“I’m feeling very happy about my win and extremely relieved. After coming top in the regionals, I felt quite a bit of pressure to get a win in the finals and the step up in difficulty was a bit of a surprise. The win’s given me a little confidence boost, but the biggest thing about it for me is all the support and messages I’ve got from my lecturers, colleagues and friends. Everyone has been really supportive the whole way through and I’m glad to be able to win it for Space and Bath College!”
Ben Wilson of Knights Engineers claimed Silver and Joshua Collins of JD Cooling came away with the Bronze.
In preparing for the competition and keeping cool under pressure, Silver medallist Ben commented that:
“I just made sure I was healthy and drinking enough water, concentrating on the task ahead. It was a challenging but great week; I would do it again in a heartbeat.”
He also noted his passion for the industry, saying: “I love that in that you come across new things every day and you never get bored. There’s always more to learn and you get as much out of it as you put in in.”
Mr Dunn added in response to the results of the competition: “On behalf of TCUK congratulations to all those who took part in this year’s competition. As the industry’s national event, it takes a high level of skill, determination and composure to make it through to the finals, and this year was no exception. My warmest congratulations to Sidney on becoming the UK’s SkillFRIDGE champion 2019. We wish you all success for your future career.”

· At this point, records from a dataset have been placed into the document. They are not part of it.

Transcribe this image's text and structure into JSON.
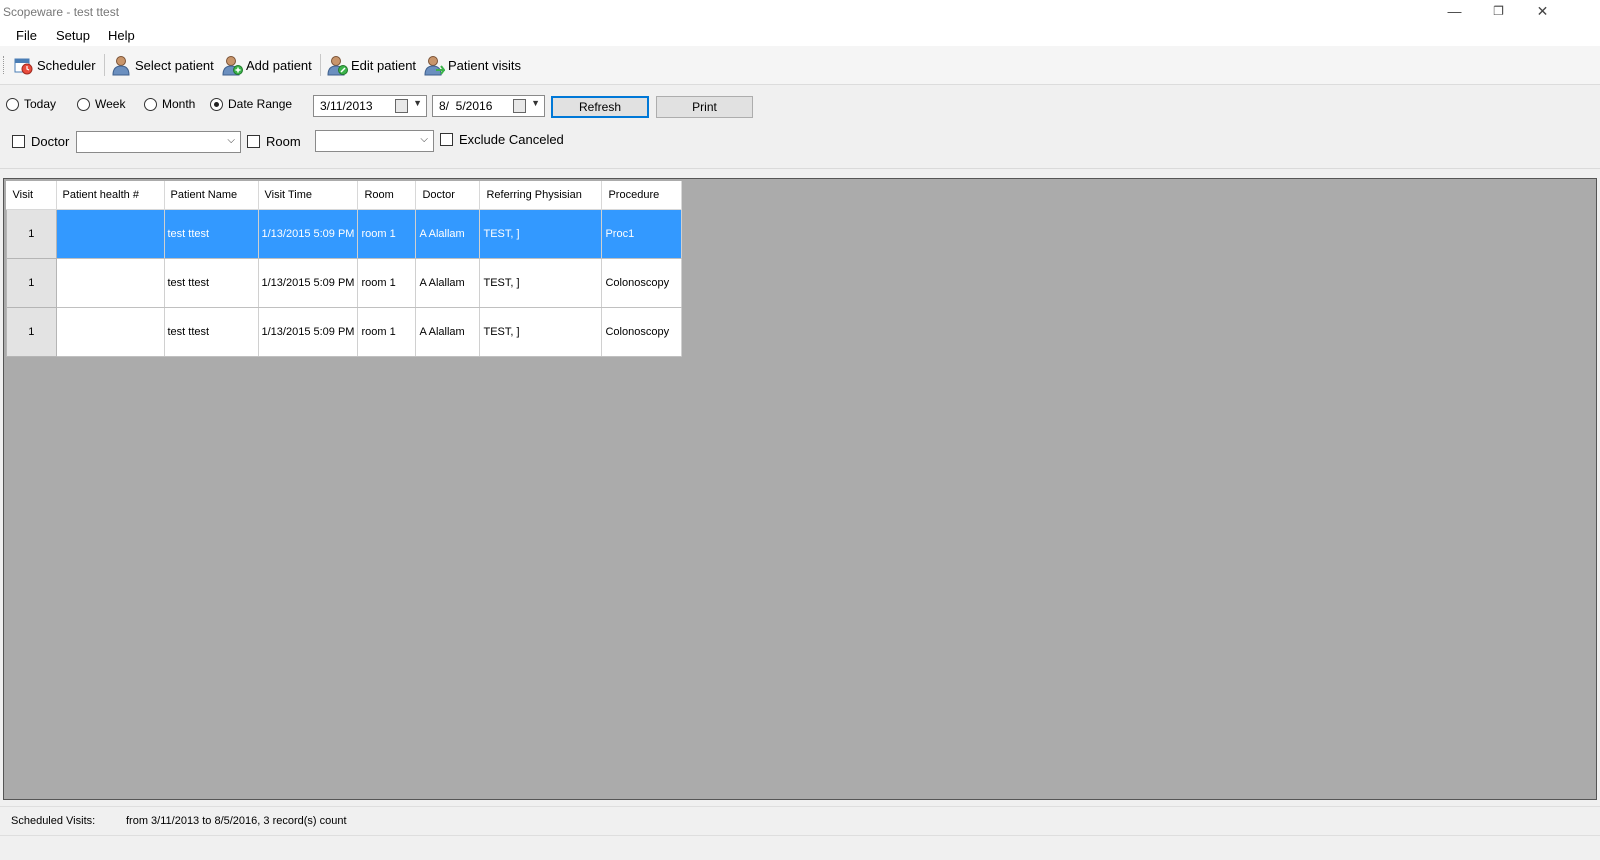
{
  "window": {
    "title": "Scopeware - test ttest",
    "minimize": "—",
    "restore": "❐",
    "close": "✕"
  },
  "menu": [
    "File",
    "Setup",
    "Help"
  ],
  "toolbar": {
    "scheduler": "Scheduler",
    "select_patient": "Select patient",
    "add_patient": "Add patient",
    "edit_patient": "Edit patient",
    "patient_visits": "Patient visits"
  },
  "filters": {
    "today": "Today",
    "week": "Week",
    "month": "Month",
    "date_range": "Date Range",
    "selected_range": "Date Range",
    "date_from": "3/11/2013",
    "date_to": "8/  5/2016",
    "refresh": "Refresh",
    "print": "Print",
    "doctor": "Doctor",
    "doctor_value": "",
    "room": "Room",
    "room_value": "",
    "exclude_canceled": "Exclude Canceled"
  },
  "table": {
    "columns": [
      "Visit",
      "Patient health #",
      "Patient Name",
      "Visit Time",
      "Room",
      "Doctor",
      "Referring Physisian",
      "Procedure"
    ],
    "rows": [
      {
        "visit": "1",
        "health": "",
        "name": "test ttest",
        "time": "1/13/2015 5:09 PM",
        "room": "room 1",
        "doctor": "A Alallam",
        "referring": "TEST, ]",
        "procedure": "Proc1"
      },
      {
        "visit": "1",
        "health": "",
        "name": "test ttest",
        "time": "1/13/2015 5:09 PM",
        "room": "room 1",
        "doctor": "A Alallam",
        "referring": "TEST, ]",
        "procedure": "Colonoscopy"
      },
      {
        "visit": "1",
        "health": "",
        "name": "test ttest",
        "time": "1/13/2015 5:09 PM",
        "room": "room 1",
        "doctor": "A Alallam",
        "referring": "TEST, ]",
        "procedure": "Colonoscopy"
      }
    ],
    "selected_row": 0
  },
  "status": {
    "label": "Scheduled Visits:",
    "text": "from 3/11/2013 to 8/5/2016, 3 record(s) count"
  },
  "colors": {
    "selection": "#3399ff",
    "grid_background": "#ababab",
    "focus_border": "#0078d7"
  },
  "icons": [
    "scheduler-icon",
    "select-patient-icon",
    "add-patient-icon",
    "edit-patient-icon",
    "patient-visits-icon",
    "calendar-icon",
    "dropdown-arrow-icon"
  ]
}
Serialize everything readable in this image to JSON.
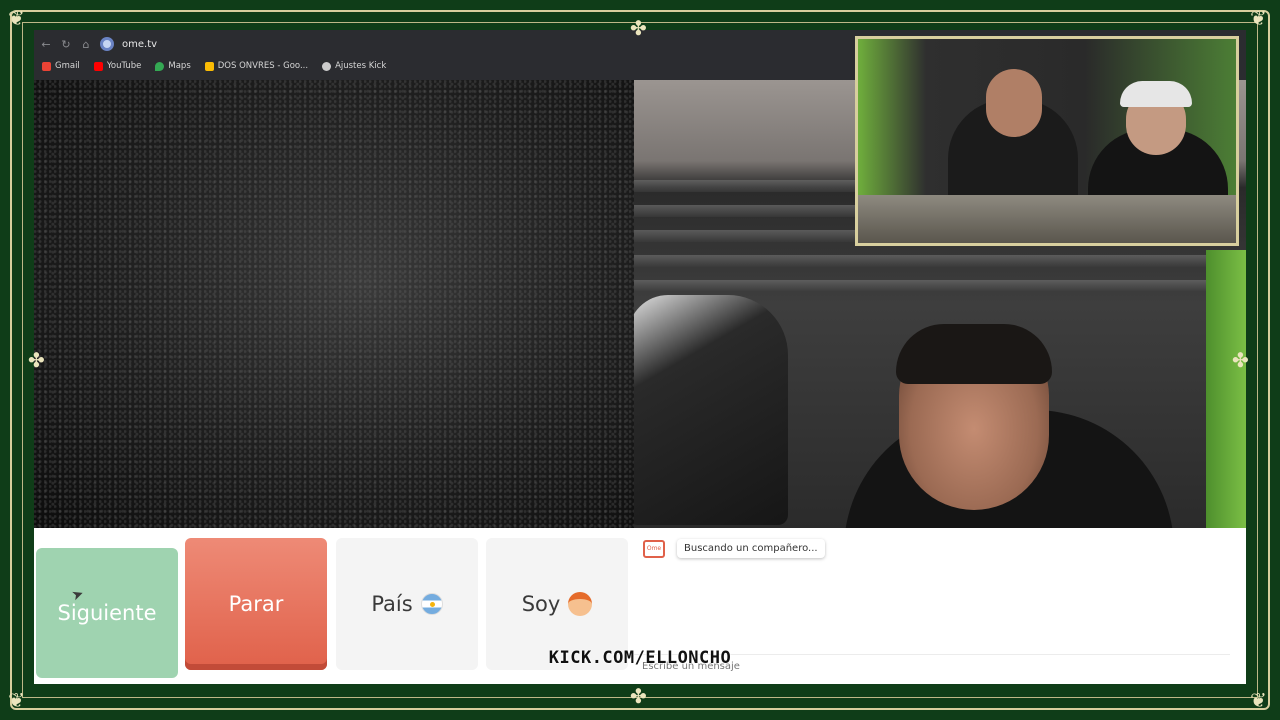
{
  "browser": {
    "url": "ome.tv",
    "bookmarks": [
      {
        "label": "Gmail",
        "icon": "gmail-icon",
        "color": "#ea4335"
      },
      {
        "label": "YouTube",
        "icon": "youtube-icon",
        "color": "#ff0000"
      },
      {
        "label": "Maps",
        "icon": "maps-icon",
        "color": "#34a853"
      },
      {
        "label": "DOS ONVRES - Goo...",
        "icon": "drive-icon",
        "color": "#fbbc04"
      },
      {
        "label": "Ajustes Kick",
        "icon": "kick-icon",
        "color": "#cccccc"
      }
    ]
  },
  "controls": {
    "next_label": "Siguiente",
    "stop_label": "Parar",
    "country_label": "País",
    "country_flag": "argentina-flag-icon",
    "gender_label": "Soy",
    "gender_icon": "boy-avatar-icon"
  },
  "chat": {
    "status_message": "Buscando un compañero...",
    "input_placeholder": "Escribe un mensaje"
  },
  "overlay": {
    "watermark": "KICK.COM/ELLONCHO"
  },
  "colors": {
    "next_button": "#9fd3b0",
    "stop_button": "#e0614a",
    "frame_green": "#0f3d18",
    "frame_gold": "#d8cf9e"
  }
}
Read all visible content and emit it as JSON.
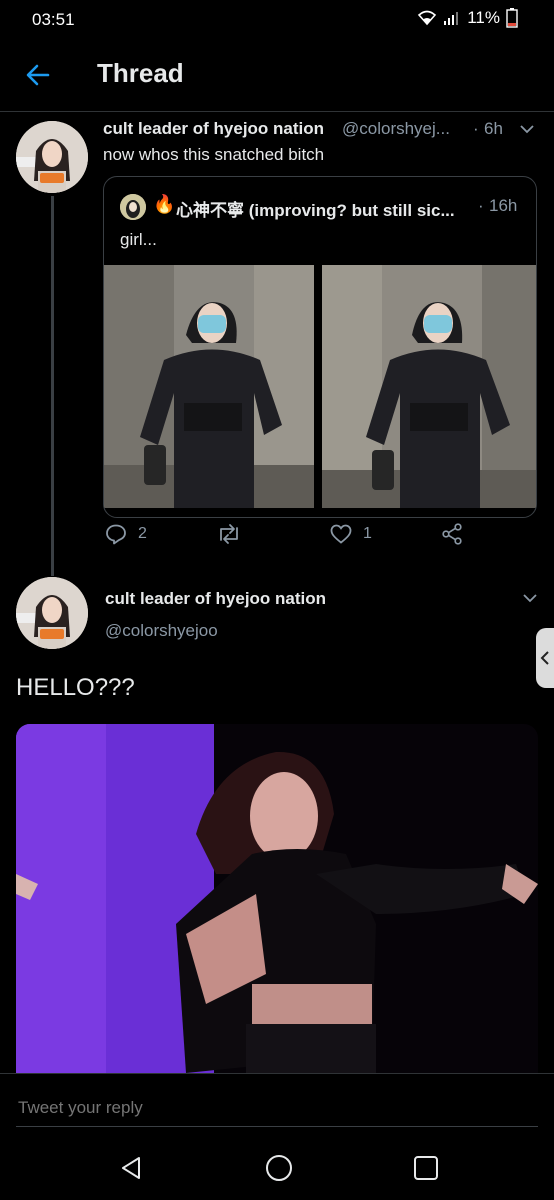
{
  "status_bar": {
    "time": "03:51",
    "battery": "11%"
  },
  "header": {
    "title": "Thread"
  },
  "tweet1": {
    "name": "cult leader of hyejoo nation",
    "handle": "@colorshyej...",
    "separator": "·",
    "time": "6h",
    "text": "now whos this snatched bitch",
    "quote": {
      "emoji": "🔥",
      "name": "心神不寧 (improving? but still sic...",
      "separator": "·",
      "time": "16h",
      "text": "girl..."
    },
    "actions": {
      "replies": "2",
      "retweets": "",
      "likes": "1"
    }
  },
  "tweet2": {
    "name": "cult leader of hyejoo nation",
    "handle": "@colorshyejoo",
    "text": "HELLO???"
  },
  "reply": {
    "placeholder": "Tweet your reply"
  },
  "colors": {
    "accent": "#1d9bf0",
    "background": "#000000",
    "muted": "#8b98a5"
  },
  "icons": [
    "back-arrow-icon",
    "chevron-down-icon",
    "reply-icon",
    "retweet-icon",
    "like-icon",
    "share-icon",
    "back-nav-icon",
    "home-nav-icon",
    "recents-nav-icon"
  ]
}
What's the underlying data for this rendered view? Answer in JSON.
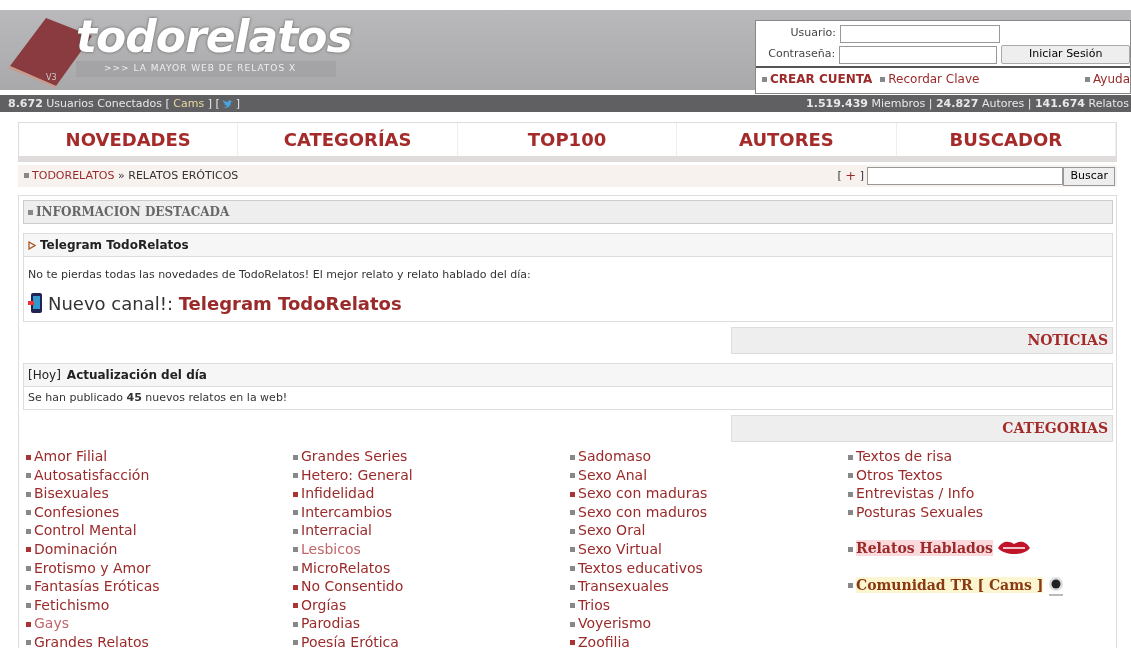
{
  "header": {
    "logo": "todorelatos",
    "version": "V3",
    "tagline": ">>> LA MAYOR WEB DE RELATOS X"
  },
  "login": {
    "user_label": "Usuario:",
    "password_label": "Contraseña:",
    "submit": "Iniciar Sesión",
    "links": [
      {
        "label": "CREAR CUENTA",
        "bold": true
      },
      {
        "label": "Recordar Clave",
        "bold": false
      },
      {
        "label": "Ayuda",
        "bold": false
      }
    ]
  },
  "status_bar": {
    "online_count": "8.672",
    "online_label": "Usuarios Conectados",
    "cams_before": "[",
    "cams": "Cams",
    "cams_after": "] [",
    "twitter_after": "]",
    "separator_1": "|",
    "separator_2": "|",
    "members": "1.519.439",
    "members_label": "Miembros",
    "authors": "24.827",
    "authors_label": "Autores",
    "stories": "141.674",
    "stories_label": "Relatos"
  },
  "nav": [
    "NOVEDADES",
    "CATEGORÍAS",
    "TOP100",
    "AUTORES",
    "BUSCADOR"
  ],
  "breadcrumb": {
    "home": "TODORELATOS",
    "separator": "»",
    "current": "RELATOS ERÓTICOS",
    "plus_open": "[",
    "plus": "+",
    "plus_close": "]",
    "search_button": "Buscar"
  },
  "featured": {
    "heading": "INFORMACION DESTACADA",
    "item_title": "Telegram TodoRelatos",
    "text": "No te pierdas todas las novedades de TodoRelatos! El mejor relato y relato hablado del día:",
    "channel_prefix": "Nuevo canal!:",
    "channel_link": "Telegram TodoRelatos"
  },
  "news": {
    "heading": "NOTICIAS",
    "tag": "[Hoy]",
    "title": "Actualización del día",
    "text": "Se han publicado **45** nuevos relatos en la web!"
  },
  "categories": {
    "heading": "CATEGORIAS",
    "columns": [
      [
        {
          "label": "Amor Filial",
          "marked": true,
          "dimmed": false
        },
        {
          "label": "Autosatisfacción",
          "marked": false,
          "dimmed": false
        },
        {
          "label": "Bisexuales",
          "marked": false,
          "dimmed": false
        },
        {
          "label": "Confesiones",
          "marked": false,
          "dimmed": false
        },
        {
          "label": "Control Mental",
          "marked": false,
          "dimmed": false
        },
        {
          "label": "Dominación",
          "marked": true,
          "dimmed": false
        },
        {
          "label": "Erotismo y Amor",
          "marked": false,
          "dimmed": false
        },
        {
          "label": "Fantasías Eróticas",
          "marked": false,
          "dimmed": false
        },
        {
          "label": "Fetichismo",
          "marked": false,
          "dimmed": false
        },
        {
          "label": "Gays",
          "marked": true,
          "dimmed": true
        },
        {
          "label": "Grandes Relatos",
          "marked": false,
          "dimmed": false
        }
      ],
      [
        {
          "label": "Grandes Series",
          "marked": false,
          "dimmed": false
        },
        {
          "label": "Hetero: General",
          "marked": false,
          "dimmed": false
        },
        {
          "label": "Infidelidad",
          "marked": true,
          "dimmed": false
        },
        {
          "label": "Intercambios",
          "marked": false,
          "dimmed": false
        },
        {
          "label": "Interracial",
          "marked": false,
          "dimmed": false
        },
        {
          "label": "Lesbicos",
          "marked": false,
          "dimmed": true
        },
        {
          "label": "MicroRelatos",
          "marked": false,
          "dimmed": false
        },
        {
          "label": "No Consentido",
          "marked": true,
          "dimmed": false
        },
        {
          "label": "Orgías",
          "marked": true,
          "dimmed": false
        },
        {
          "label": "Parodias",
          "marked": false,
          "dimmed": false
        },
        {
          "label": "Poesía Erótica",
          "marked": false,
          "dimmed": false
        }
      ],
      [
        {
          "label": "Sadomaso",
          "marked": false,
          "dimmed": false
        },
        {
          "label": "Sexo Anal",
          "marked": false,
          "dimmed": false
        },
        {
          "label": "Sexo con maduras",
          "marked": true,
          "dimmed": false
        },
        {
          "label": "Sexo con maduros",
          "marked": false,
          "dimmed": false
        },
        {
          "label": "Sexo Oral",
          "marked": false,
          "dimmed": false
        },
        {
          "label": "Sexo Virtual",
          "marked": false,
          "dimmed": false
        },
        {
          "label": "Textos educativos",
          "marked": false,
          "dimmed": false
        },
        {
          "label": "Transexuales",
          "marked": false,
          "dimmed": false
        },
        {
          "label": "Trios",
          "marked": false,
          "dimmed": false
        },
        {
          "label": "Voyerismo",
          "marked": false,
          "dimmed": false
        },
        {
          "label": "Zoofilia",
          "marked": true,
          "dimmed": false
        }
      ],
      [
        {
          "label": "Textos de risa",
          "marked": false,
          "dimmed": false
        },
        {
          "label": "Otros Textos",
          "marked": false,
          "dimmed": false
        },
        {
          "label": "Entrevistas / Info",
          "marked": false,
          "dimmed": false
        },
        {
          "label": "Posturas Sexuales",
          "marked": false,
          "dimmed": false
        },
        {
          "label": "Relatos Hablados",
          "kind": "audio",
          "marked": false
        },
        {
          "label": "Comunidad TR [ Cams ]",
          "kind": "cams",
          "marked": false
        }
      ]
    ]
  }
}
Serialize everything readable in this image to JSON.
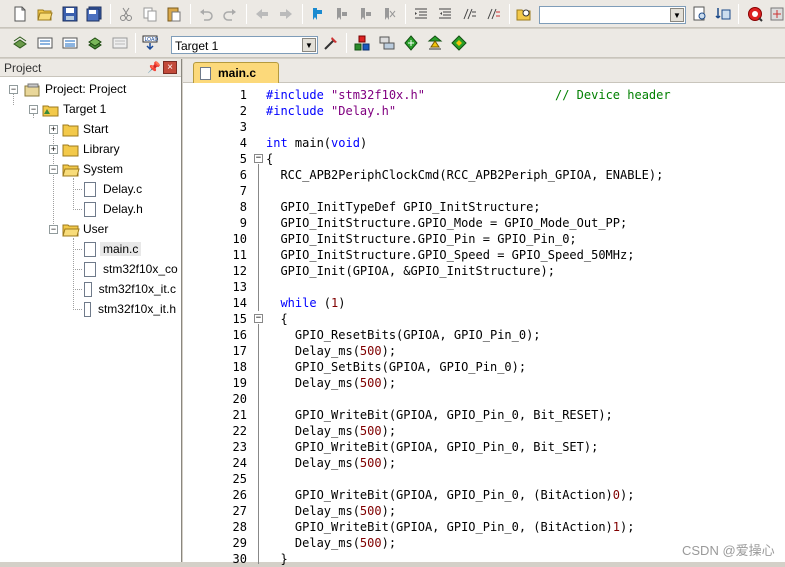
{
  "toolbar1": {
    "search_value": ""
  },
  "toolbar2": {
    "target_value": "Target 1"
  },
  "project_panel": {
    "title": "Project",
    "pin_glyph": "–",
    "close_glyph": "×",
    "tree": {
      "root": "Project: Project",
      "target": "Target 1",
      "groups": [
        {
          "label": "Start",
          "expanded": false
        },
        {
          "label": "Library",
          "expanded": false
        },
        {
          "label": "System",
          "expanded": true,
          "files": [
            "Delay.c",
            "Delay.h"
          ]
        },
        {
          "label": "User",
          "expanded": true,
          "files": [
            "main.c",
            "stm32f10x_co",
            "stm32f10x_it.c",
            "stm32f10x_it.h"
          ]
        }
      ]
    }
  },
  "editor": {
    "tab_label": "main.c",
    "line_numbers": [
      "1",
      "2",
      "3",
      "4",
      "5",
      "6",
      "7",
      "8",
      "9",
      "10",
      "11",
      "12",
      "13",
      "14",
      "15",
      "16",
      "17",
      "18",
      "19",
      "20",
      "21",
      "22",
      "23",
      "24",
      "25",
      "26",
      "27",
      "28",
      "29",
      "30"
    ],
    "lines": [
      [
        {
          "t": "#include ",
          "c": "kw"
        },
        {
          "t": "\"stm32f10x.h\"",
          "c": "str"
        },
        {
          "t": "                  ",
          "c": ""
        },
        {
          "t": "// Device header",
          "c": "cmt"
        }
      ],
      [
        {
          "t": "#include ",
          "c": "kw"
        },
        {
          "t": "\"Delay.h\"",
          "c": "str"
        }
      ],
      [],
      [
        {
          "t": "int",
          "c": "kw"
        },
        {
          "t": " main(",
          "c": ""
        },
        {
          "t": "void",
          "c": "kw"
        },
        {
          "t": ")",
          "c": ""
        }
      ],
      [
        {
          "t": "{",
          "c": ""
        }
      ],
      [
        {
          "t": "  RCC_APB2PeriphClockCmd(RCC_APB2Periph_GPIOA, ENABLE);",
          "c": ""
        }
      ],
      [],
      [
        {
          "t": "  GPIO_InitTypeDef GPIO_InitStructure;",
          "c": ""
        }
      ],
      [
        {
          "t": "  GPIO_InitStructure.GPIO_Mode = GPIO_Mode_Out_PP;",
          "c": ""
        }
      ],
      [
        {
          "t": "  GPIO_InitStructure.GPIO_Pin = GPIO_Pin_0;",
          "c": ""
        }
      ],
      [
        {
          "t": "  GPIO_InitStructure.GPIO_Speed = GPIO_Speed_50MHz;",
          "c": ""
        }
      ],
      [
        {
          "t": "  GPIO_Init(GPIOA, &GPIO_InitStructure);",
          "c": ""
        }
      ],
      [],
      [
        {
          "t": "  ",
          "c": ""
        },
        {
          "t": "while",
          "c": "kw"
        },
        {
          "t": " (",
          "c": ""
        },
        {
          "t": "1",
          "c": "num"
        },
        {
          "t": ")",
          "c": ""
        }
      ],
      [
        {
          "t": "  {",
          "c": ""
        }
      ],
      [
        {
          "t": "    GPIO_ResetBits(GPIOA, GPIO_Pin_0);",
          "c": ""
        }
      ],
      [
        {
          "t": "    Delay_ms(",
          "c": ""
        },
        {
          "t": "500",
          "c": "num"
        },
        {
          "t": ");",
          "c": ""
        }
      ],
      [
        {
          "t": "    GPIO_SetBits(GPIOA, GPIO_Pin_0);",
          "c": ""
        }
      ],
      [
        {
          "t": "    Delay_ms(",
          "c": ""
        },
        {
          "t": "500",
          "c": "num"
        },
        {
          "t": ");",
          "c": ""
        }
      ],
      [],
      [
        {
          "t": "    GPIO_WriteBit(GPIOA, GPIO_Pin_0, Bit_RESET);",
          "c": ""
        }
      ],
      [
        {
          "t": "    Delay_ms(",
          "c": ""
        },
        {
          "t": "500",
          "c": "num"
        },
        {
          "t": ");",
          "c": ""
        }
      ],
      [
        {
          "t": "    GPIO_WriteBit(GPIOA, GPIO_Pin_0, Bit_SET);",
          "c": ""
        }
      ],
      [
        {
          "t": "    Delay_ms(",
          "c": ""
        },
        {
          "t": "500",
          "c": "num"
        },
        {
          "t": ");",
          "c": ""
        }
      ],
      [],
      [
        {
          "t": "    GPIO_WriteBit(GPIOA, GPIO_Pin_0, (BitAction)",
          "c": ""
        },
        {
          "t": "0",
          "c": "num"
        },
        {
          "t": ");",
          "c": ""
        }
      ],
      [
        {
          "t": "    Delay_ms(",
          "c": ""
        },
        {
          "t": "500",
          "c": "num"
        },
        {
          "t": ");",
          "c": ""
        }
      ],
      [
        {
          "t": "    GPIO_WriteBit(GPIOA, GPIO_Pin_0, (BitAction)",
          "c": ""
        },
        {
          "t": "1",
          "c": "num"
        },
        {
          "t": ");",
          "c": ""
        }
      ],
      [
        {
          "t": "    Delay_ms(",
          "c": ""
        },
        {
          "t": "500",
          "c": "num"
        },
        {
          "t": ");",
          "c": ""
        }
      ],
      [
        {
          "t": "  }",
          "c": ""
        }
      ]
    ],
    "fold_markers": [
      "5",
      "15"
    ]
  },
  "watermark": "CSDN @爱操心"
}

With the current skills crisis occurring in the UK competitions and events like WorldSkills UK are more important than ever. Encouraging young people to pursue careers within engineering industries should be one of the top priorities for schools, as well as the government as the political environment changes.